### Stored items from a collection:
☆ ☆ ☆ ☆

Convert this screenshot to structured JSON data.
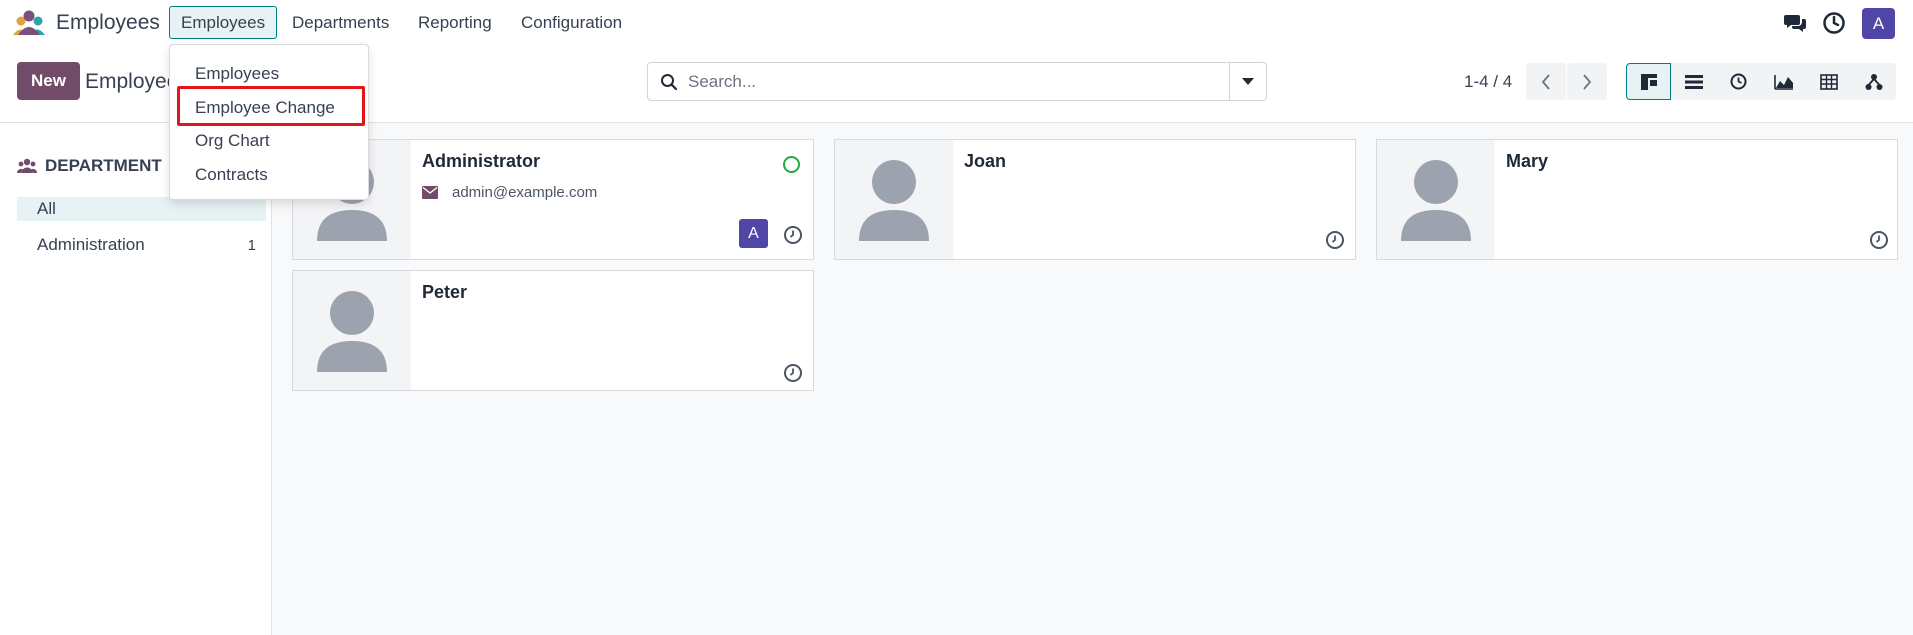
{
  "navbar": {
    "app_name": "Employees",
    "menu": [
      "Employees",
      "Departments",
      "Reporting",
      "Configuration"
    ],
    "user_initial": "A"
  },
  "dropdown": {
    "items": [
      "Employees",
      "Employee Change",
      "Org Chart",
      "Contracts"
    ],
    "highlighted": "Employee Change"
  },
  "control_panel": {
    "new_label": "New",
    "breadcrumb": "Employees",
    "search_placeholder": "Search...",
    "pager": "1-4 / 4",
    "views": [
      "kanban",
      "list",
      "activity",
      "graph",
      "pivot",
      "hierarchy"
    ],
    "active_view": "kanban"
  },
  "sidebar": {
    "header": "DEPARTMENT",
    "items": [
      {
        "label": "All",
        "count": ""
      },
      {
        "label": "Administration",
        "count": "1"
      }
    ]
  },
  "cards": [
    {
      "name": "Administrator",
      "email": "admin@example.com",
      "avatar": "A",
      "online": true
    },
    {
      "name": "Joan"
    },
    {
      "name": "Mary"
    },
    {
      "name": "Peter"
    }
  ],
  "colors": {
    "brand": "#714b67",
    "teal": "#017e84",
    "avatar": "#4f46a6",
    "highlight": "#e3151a"
  }
}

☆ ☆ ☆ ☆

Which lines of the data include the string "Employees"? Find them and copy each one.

### Reply:
    "app_name": "Employees",
      "Employees",
      "Employees",
    "breadcrumb": "Employees",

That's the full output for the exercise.